Prude’s head was held down for three minutes. He was then turned over and loaded into an ambulance 11 minutes after the first officer arrived.
How many police officers were there?
There were six officers at the scene: Mark Vaughn, Paul Ricotta, Andrew Specksgoor, Josiah Harris, Troy Talladay and Sgt. Michael Magri.
Attorney Elliot Shields, who represents Prude’s family, said he obtained 80 minutes of body camera footage from an open records request filed with the city of Rochester.
During a news conference Wednesday, Shields said the Prude family “will sue everyone who is responsible for Daniel Prude’s death.”.
Who was Daniel Prude?
Prude, a resident of Chicago, arrived in Rochester via an Amtrak train March 22 to stay with his brother.
He was not married. He is survived by his sister Tameshay Prude and his father, Joe Louis Cole, who live in Chicago, and by his brother Joseph Prude, who lives in Rochester.
Beyond his family information, Prude didn’t leave much of a trace on social media.
Who was Daniel Prude?:What we know about man who died in police custody.
What did the medical examiner conclude?
A low level of the powerful hallucinogen phencyclidine, or PCP, was found in Prude’s system. The autopsy report listed “acute phencyclidine intoxication” as a complication in his death.
Monroe County Medical Examiner Nadia Granger ruled Prude’s death a homicide caused by “complications of asphyxia in the setting of physical restraint.”.
Could the police officers face charges?
That will be up to state officials. The New York state Attorney General’s office has been investigating the case since April but has made no public statement about it. The investigation is not likely to wrap up for several months.
Gov. Andrew Cuomo issued an executive order in July to investigate the incident.
A ‘cold-blooded murder,’ Prude’s brother says
Joseph Prude described his brother’s death as a “cold-blooded murder” and accused officers of handling Daniel “like a damned animal” Wednesday morning at a news conference.
He said he had called 911 after his brother exited his home. “I placed a phone call to get my brother help, not to have my brother lynched,” he said. “How many more brothers have to die? This has got to stop.”.
He asked who would be held accountable for his brother’s death, why it was “covered up” and how an officer could treat another person so inhumanely.
9 arrested protesting Prude’s death
Protesters gathered Wednesday outside Rochester’s Public Safety Building, which serves as police headquarters. Free the People ROC said several of its organizers were briefly taken into custody after they entered the building while Rochester Mayor Lovely Warren was speaking to the media.
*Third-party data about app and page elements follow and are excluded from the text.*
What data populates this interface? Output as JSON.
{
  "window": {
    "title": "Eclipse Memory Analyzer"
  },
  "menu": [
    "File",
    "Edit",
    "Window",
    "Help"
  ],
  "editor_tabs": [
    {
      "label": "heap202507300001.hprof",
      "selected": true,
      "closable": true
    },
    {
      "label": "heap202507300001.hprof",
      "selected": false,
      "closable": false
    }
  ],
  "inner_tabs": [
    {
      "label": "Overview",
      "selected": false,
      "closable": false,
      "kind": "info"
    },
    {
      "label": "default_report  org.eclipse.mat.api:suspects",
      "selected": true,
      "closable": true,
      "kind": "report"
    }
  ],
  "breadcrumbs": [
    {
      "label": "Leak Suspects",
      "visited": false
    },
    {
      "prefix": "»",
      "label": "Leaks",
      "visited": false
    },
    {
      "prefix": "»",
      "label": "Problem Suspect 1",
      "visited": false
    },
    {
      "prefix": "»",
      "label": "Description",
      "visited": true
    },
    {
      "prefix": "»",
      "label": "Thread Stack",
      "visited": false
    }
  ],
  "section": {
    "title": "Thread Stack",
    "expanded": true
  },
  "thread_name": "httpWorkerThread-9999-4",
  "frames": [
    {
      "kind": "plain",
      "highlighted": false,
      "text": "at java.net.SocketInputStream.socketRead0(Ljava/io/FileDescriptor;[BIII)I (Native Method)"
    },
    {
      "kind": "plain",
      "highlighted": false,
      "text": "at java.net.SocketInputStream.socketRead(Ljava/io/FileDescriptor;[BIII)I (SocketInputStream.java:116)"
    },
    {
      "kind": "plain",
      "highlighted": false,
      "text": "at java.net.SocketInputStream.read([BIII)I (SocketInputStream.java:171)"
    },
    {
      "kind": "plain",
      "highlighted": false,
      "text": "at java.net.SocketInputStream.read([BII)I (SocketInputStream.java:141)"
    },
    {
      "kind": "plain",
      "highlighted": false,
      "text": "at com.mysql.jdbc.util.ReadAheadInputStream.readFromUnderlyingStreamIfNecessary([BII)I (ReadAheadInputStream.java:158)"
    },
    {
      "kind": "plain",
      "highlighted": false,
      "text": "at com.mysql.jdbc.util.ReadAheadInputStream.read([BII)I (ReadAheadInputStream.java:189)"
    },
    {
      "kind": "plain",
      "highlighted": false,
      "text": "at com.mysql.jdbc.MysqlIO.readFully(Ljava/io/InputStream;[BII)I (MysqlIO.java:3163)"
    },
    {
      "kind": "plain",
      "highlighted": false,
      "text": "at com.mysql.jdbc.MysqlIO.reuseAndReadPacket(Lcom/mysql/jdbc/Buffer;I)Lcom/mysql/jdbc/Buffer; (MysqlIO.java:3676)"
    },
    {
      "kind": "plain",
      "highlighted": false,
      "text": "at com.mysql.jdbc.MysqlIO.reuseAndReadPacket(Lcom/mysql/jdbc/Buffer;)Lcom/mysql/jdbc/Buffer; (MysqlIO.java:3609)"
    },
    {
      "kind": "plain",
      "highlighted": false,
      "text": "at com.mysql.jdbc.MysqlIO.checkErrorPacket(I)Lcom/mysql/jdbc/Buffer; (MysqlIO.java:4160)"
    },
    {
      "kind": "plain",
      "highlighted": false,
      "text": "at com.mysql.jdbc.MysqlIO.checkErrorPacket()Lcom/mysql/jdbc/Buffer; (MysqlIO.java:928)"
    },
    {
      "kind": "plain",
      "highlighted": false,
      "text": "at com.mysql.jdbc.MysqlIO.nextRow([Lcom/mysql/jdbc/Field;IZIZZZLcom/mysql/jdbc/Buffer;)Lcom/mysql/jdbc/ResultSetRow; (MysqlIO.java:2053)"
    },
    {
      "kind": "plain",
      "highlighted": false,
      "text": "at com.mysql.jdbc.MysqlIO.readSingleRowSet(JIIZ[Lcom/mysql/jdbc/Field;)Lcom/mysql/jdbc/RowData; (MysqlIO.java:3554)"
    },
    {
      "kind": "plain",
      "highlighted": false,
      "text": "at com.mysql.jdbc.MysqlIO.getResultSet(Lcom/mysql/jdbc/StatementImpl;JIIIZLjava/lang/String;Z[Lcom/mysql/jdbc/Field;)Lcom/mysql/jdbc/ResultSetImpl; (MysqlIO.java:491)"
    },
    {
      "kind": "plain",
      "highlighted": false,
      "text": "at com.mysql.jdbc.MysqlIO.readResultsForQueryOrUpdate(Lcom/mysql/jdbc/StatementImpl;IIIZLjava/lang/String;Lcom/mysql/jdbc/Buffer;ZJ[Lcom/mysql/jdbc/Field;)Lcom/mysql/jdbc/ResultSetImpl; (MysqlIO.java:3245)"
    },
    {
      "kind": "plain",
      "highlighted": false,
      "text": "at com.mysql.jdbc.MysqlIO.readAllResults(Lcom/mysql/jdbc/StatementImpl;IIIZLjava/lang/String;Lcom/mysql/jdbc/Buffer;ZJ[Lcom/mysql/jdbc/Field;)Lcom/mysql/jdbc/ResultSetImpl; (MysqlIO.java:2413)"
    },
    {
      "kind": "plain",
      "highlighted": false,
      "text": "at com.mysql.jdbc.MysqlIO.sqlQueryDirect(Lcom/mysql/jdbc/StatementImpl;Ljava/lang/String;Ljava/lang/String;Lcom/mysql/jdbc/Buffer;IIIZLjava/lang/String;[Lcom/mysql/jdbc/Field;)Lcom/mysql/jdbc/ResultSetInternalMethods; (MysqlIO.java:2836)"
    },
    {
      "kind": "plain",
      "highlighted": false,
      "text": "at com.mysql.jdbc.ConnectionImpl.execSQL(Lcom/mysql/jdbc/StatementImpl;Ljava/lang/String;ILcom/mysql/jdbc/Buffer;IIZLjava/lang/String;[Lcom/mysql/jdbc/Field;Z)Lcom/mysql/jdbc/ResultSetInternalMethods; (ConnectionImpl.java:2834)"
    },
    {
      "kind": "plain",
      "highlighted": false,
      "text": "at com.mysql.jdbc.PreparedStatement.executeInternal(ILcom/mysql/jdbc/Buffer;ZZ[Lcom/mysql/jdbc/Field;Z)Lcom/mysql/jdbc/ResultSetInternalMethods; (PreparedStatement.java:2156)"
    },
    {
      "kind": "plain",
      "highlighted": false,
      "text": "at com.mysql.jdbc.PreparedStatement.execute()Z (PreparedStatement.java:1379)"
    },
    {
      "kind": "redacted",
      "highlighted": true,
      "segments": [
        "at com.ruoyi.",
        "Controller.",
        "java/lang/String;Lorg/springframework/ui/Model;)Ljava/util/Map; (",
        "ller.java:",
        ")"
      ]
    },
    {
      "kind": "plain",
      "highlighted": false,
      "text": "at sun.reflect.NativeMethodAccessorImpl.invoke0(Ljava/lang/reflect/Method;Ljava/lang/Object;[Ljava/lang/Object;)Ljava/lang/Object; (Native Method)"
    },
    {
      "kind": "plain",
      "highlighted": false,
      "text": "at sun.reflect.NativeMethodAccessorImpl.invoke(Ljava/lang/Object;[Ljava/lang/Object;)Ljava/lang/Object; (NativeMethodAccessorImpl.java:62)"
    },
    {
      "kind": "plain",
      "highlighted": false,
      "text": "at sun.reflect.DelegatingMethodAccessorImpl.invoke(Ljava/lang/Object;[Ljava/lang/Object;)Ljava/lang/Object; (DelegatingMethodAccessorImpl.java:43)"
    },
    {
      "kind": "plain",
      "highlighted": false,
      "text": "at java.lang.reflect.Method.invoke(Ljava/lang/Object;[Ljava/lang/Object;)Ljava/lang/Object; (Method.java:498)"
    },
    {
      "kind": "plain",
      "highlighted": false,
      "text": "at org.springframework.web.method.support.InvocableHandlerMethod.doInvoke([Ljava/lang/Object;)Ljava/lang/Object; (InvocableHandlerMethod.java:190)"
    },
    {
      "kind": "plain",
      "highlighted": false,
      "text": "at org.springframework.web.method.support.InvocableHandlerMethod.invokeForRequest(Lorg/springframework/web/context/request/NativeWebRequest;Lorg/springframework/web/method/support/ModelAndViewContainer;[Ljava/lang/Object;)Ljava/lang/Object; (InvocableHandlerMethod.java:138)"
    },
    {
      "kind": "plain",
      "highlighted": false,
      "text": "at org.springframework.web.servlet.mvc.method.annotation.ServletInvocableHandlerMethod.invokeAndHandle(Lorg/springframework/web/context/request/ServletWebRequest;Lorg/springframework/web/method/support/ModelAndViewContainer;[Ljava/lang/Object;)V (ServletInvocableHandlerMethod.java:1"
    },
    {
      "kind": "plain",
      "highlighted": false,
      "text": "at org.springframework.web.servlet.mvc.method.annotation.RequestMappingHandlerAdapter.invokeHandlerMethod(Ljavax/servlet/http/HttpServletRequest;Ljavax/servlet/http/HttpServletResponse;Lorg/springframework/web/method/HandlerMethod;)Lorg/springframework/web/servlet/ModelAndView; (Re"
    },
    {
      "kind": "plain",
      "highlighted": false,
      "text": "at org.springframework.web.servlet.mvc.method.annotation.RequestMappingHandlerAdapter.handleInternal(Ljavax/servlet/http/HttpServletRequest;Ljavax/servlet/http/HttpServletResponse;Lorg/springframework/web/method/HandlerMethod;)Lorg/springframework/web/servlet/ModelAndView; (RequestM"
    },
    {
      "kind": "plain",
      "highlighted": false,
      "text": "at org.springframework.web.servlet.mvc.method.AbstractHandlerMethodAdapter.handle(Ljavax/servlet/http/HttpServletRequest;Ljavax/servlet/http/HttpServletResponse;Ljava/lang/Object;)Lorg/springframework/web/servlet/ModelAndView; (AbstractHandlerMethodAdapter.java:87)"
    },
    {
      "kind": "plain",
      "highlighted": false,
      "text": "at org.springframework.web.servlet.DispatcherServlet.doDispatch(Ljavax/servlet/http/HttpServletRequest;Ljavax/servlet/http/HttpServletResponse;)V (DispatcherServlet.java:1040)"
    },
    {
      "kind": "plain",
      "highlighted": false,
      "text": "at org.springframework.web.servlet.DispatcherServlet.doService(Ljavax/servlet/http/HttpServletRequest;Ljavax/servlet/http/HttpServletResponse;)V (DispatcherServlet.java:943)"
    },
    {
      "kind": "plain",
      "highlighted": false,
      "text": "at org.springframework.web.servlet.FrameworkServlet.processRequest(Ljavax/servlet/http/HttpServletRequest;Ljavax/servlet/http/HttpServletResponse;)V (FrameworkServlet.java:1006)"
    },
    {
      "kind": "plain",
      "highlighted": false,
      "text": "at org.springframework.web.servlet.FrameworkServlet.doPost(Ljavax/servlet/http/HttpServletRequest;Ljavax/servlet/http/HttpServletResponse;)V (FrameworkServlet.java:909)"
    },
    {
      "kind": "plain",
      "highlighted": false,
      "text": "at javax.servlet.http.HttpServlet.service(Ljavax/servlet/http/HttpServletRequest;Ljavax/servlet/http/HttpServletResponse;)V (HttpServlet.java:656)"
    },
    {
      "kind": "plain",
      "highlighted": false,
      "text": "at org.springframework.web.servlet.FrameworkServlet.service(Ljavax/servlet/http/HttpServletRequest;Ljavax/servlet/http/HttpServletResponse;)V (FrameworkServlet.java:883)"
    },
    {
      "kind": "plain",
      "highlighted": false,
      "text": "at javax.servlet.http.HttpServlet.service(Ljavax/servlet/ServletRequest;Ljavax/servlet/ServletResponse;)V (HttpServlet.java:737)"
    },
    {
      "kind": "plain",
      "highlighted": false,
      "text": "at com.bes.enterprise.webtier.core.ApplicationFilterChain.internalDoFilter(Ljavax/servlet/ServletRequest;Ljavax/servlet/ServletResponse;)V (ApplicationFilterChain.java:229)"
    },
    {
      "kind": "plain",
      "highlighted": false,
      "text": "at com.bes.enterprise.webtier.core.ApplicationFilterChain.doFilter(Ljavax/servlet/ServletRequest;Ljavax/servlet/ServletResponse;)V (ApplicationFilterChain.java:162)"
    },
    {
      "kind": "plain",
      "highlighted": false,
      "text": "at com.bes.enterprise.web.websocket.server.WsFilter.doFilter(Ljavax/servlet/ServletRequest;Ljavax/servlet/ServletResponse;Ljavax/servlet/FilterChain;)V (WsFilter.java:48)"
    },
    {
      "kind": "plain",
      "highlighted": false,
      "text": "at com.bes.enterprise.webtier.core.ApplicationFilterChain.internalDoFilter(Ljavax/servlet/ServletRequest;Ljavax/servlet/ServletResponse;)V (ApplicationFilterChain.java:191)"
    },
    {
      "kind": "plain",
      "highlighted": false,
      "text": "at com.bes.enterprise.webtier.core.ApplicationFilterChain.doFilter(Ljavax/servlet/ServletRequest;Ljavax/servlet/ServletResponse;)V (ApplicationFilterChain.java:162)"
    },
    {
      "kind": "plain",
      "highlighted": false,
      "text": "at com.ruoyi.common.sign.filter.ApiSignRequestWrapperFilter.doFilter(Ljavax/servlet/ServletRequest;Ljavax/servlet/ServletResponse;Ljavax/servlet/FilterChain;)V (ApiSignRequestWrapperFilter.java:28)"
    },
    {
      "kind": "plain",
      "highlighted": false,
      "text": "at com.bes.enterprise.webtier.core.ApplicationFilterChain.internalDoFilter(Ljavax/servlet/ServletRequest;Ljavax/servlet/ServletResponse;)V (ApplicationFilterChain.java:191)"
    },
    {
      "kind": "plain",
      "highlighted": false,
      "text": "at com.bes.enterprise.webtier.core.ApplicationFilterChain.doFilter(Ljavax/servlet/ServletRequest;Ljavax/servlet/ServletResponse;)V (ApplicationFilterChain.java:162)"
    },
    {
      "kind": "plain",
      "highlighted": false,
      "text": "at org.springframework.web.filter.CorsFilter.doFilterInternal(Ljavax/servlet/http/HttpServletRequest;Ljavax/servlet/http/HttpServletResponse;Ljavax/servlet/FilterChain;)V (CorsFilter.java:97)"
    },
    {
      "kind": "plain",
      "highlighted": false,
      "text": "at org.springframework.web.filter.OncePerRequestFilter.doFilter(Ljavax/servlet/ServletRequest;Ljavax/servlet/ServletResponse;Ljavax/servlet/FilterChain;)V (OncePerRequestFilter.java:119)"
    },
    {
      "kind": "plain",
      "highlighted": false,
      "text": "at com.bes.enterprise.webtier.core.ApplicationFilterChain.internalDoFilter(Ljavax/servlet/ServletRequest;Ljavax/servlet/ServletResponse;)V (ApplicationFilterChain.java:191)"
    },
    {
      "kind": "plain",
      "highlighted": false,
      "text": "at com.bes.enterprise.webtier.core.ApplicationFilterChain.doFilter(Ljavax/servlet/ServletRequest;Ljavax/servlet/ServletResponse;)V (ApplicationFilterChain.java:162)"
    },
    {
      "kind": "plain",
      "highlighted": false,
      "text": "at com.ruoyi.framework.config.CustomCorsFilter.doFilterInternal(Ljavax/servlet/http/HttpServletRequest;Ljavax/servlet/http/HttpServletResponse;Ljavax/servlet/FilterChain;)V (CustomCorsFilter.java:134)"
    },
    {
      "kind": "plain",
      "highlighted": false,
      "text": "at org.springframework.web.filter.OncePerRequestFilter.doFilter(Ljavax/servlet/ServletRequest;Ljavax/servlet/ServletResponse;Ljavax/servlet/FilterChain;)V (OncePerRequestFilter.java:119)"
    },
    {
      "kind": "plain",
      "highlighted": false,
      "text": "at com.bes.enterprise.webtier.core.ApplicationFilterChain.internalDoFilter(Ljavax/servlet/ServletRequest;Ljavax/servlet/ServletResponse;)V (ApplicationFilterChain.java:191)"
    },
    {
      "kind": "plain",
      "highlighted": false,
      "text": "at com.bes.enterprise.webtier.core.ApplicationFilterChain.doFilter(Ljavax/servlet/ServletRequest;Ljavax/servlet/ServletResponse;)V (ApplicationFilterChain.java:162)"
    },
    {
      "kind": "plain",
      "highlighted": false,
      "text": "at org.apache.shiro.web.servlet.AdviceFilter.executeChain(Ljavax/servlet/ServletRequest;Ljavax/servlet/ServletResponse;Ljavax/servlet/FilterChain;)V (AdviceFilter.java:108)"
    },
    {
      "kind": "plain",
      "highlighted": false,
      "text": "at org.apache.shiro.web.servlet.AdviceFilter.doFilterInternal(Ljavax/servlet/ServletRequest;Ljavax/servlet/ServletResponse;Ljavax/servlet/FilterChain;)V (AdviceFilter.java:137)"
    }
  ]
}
Iman Abid, regional director of the New York Civil Liberties Union, was among those taken into custody and released. Nine people were arrested.
Police clashed with protesters outside the Public Safety Building and deployed pepper spray to disperse them.
Demonstrators gathered at the spot where Prude died, chanting, dancing and praying. They stayed late into the night.
Activists expect rallies to continue in the coming days. Dr. Martin Luther King Jr. Memorial Park has been the hub of most of the activity in the rallies against institutional racism, police abuse and misconduct.
Rochester saw a wave of protests in the wake of the Floyd slaying. On May 30, five days after Floyd died, thousands of people gathered downtown at MLK Park.
Marchers crossed downtown to the Public Safety Building. The rally devolved into chaos as vehicles, some belonging to police, were burned and flipped.
More than 20 people were arrested after more than 80 businesses across Monroe County were looted. Some face federal arson charges.
Subsequent rallies have been much calmer. A protest in July shut down Interstate 490 in downtown Rochester for 15 minutes.
Contributing: N’dea Yancey-Bragg, USA TODAY; The Associated Press; Victoria Freile, Rochester (N.Y.) Democrat and Chronicle.
Follow Will Cleveland on Twitter @willcleveland13.